WHAT YOU WILL DO:
Look through the listing and report every line that has "with" in it.
--- ENTRIES SUPPLIED Enclosed Below ---
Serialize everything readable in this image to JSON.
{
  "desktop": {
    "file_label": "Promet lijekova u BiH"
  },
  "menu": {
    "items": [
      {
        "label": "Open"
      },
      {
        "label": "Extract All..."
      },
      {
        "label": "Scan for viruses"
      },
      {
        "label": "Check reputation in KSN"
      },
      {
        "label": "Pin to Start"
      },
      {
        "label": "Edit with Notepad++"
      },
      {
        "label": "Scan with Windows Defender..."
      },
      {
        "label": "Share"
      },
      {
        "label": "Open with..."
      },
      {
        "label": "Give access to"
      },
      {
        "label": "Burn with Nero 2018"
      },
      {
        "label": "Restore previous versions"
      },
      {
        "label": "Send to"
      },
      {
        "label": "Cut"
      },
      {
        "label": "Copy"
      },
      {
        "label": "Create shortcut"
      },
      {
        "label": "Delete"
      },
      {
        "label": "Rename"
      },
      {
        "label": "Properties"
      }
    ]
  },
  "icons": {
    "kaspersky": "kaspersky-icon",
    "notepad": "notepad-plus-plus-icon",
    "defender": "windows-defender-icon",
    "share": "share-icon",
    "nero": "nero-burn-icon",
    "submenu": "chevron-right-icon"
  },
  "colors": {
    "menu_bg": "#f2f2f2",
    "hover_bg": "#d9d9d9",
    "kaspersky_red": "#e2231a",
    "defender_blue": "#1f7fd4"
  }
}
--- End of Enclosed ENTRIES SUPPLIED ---
REPLY:
        "label": "Edit with Notepad++"
        "label": "Scan with Windows Defender..."
        "label": "Open with..."
        "label": "Burn with Nero 2018"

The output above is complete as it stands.